Directions - Where the string "ocean" appears in a line of the data, show that line.
═════ Given entries
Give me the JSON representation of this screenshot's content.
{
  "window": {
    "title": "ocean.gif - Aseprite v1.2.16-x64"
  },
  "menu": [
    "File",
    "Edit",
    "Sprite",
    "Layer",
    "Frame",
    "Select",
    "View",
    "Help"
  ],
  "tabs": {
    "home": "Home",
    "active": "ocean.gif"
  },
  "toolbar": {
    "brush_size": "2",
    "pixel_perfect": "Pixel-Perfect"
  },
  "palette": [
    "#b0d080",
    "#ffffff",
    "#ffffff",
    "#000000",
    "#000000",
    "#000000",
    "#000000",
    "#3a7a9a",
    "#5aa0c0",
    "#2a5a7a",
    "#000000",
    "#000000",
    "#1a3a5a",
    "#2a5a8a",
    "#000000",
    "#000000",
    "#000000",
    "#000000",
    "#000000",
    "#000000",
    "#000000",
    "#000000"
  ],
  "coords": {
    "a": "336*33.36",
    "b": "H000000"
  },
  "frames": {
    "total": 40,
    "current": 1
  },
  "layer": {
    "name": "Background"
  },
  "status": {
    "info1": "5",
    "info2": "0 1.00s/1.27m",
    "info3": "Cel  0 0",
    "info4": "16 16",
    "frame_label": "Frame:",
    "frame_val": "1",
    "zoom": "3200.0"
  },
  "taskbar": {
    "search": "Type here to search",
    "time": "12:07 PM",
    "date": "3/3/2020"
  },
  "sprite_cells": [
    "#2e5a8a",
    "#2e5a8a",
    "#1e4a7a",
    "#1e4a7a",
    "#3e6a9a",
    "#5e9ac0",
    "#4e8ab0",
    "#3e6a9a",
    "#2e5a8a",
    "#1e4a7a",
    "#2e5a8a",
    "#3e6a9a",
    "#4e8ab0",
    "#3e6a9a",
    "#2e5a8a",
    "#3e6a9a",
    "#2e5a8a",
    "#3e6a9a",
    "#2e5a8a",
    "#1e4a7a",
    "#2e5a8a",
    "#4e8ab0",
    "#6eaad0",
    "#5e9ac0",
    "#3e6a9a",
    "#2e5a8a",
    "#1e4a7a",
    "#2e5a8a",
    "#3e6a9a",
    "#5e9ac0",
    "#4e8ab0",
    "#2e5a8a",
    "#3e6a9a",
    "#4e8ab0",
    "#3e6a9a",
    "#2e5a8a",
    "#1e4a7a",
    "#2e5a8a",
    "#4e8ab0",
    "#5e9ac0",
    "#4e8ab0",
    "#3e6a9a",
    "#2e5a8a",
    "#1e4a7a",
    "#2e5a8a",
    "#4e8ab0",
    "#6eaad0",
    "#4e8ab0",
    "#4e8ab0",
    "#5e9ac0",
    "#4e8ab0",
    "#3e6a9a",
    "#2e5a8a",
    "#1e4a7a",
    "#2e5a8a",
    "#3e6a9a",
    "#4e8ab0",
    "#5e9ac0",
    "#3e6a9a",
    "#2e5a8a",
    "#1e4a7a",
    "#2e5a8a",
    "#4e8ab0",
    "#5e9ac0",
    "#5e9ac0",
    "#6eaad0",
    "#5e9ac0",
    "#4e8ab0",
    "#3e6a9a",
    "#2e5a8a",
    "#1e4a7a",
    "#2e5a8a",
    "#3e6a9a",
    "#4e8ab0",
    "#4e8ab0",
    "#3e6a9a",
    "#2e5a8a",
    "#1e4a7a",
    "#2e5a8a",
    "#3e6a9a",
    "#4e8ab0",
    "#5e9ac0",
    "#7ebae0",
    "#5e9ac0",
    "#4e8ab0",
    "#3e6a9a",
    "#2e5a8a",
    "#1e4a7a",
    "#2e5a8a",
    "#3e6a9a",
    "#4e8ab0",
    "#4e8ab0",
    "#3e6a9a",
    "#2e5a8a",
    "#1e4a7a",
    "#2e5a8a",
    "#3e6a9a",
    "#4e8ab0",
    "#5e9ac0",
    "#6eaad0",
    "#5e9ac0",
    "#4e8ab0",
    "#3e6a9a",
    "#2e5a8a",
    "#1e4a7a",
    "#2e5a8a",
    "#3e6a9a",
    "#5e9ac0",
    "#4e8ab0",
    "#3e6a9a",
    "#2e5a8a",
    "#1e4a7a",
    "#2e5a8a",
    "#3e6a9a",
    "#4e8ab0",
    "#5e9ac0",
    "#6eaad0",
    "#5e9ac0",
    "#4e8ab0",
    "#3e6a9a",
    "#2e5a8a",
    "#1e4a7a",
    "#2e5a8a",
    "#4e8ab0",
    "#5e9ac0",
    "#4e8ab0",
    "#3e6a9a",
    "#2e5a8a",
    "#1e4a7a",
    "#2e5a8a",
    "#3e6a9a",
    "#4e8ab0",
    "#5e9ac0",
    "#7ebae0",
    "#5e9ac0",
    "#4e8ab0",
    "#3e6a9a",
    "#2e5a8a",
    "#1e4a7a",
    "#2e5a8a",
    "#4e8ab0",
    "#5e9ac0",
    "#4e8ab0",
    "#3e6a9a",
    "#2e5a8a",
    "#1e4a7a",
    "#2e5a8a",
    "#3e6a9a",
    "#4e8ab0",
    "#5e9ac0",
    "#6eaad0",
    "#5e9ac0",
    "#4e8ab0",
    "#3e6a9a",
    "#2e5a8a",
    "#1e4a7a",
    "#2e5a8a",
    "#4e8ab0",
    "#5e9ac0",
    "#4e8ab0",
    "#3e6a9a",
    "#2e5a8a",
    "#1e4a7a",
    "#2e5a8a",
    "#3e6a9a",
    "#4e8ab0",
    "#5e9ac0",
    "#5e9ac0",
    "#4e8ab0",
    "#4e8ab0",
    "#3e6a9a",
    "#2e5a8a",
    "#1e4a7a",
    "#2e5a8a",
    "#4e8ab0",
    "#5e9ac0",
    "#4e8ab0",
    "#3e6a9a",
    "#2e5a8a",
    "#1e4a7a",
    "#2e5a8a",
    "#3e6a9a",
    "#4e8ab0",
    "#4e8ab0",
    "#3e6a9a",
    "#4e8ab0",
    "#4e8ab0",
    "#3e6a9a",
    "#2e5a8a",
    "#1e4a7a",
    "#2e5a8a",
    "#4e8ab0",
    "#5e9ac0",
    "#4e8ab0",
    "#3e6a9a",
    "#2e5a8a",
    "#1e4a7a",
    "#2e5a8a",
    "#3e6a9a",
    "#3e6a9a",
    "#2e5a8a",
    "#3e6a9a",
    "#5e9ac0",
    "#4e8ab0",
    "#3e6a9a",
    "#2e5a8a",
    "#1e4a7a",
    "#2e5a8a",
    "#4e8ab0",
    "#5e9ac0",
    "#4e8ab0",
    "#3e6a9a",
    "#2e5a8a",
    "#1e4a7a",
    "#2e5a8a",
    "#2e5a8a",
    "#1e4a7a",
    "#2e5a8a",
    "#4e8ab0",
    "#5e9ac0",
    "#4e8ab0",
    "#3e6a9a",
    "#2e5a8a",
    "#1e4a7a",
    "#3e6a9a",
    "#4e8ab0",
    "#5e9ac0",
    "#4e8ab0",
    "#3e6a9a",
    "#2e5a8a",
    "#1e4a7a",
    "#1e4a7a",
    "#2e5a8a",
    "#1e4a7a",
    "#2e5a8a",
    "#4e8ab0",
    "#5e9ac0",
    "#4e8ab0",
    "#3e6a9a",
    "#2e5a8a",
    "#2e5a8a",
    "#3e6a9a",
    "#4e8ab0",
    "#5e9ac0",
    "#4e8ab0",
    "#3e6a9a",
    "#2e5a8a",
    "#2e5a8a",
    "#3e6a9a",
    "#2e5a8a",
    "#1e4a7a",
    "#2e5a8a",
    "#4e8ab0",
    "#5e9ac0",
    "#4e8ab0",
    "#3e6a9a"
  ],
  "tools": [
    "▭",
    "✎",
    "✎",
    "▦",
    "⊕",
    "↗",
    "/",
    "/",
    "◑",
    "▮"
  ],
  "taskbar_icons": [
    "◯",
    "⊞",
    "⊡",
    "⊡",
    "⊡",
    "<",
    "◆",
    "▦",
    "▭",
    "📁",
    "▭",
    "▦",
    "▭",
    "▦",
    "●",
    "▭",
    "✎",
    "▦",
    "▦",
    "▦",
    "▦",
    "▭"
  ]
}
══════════
Output -
    "title": "ocean.gif - Aseprite v1.2.16-x64"
    "active": "ocean.gif"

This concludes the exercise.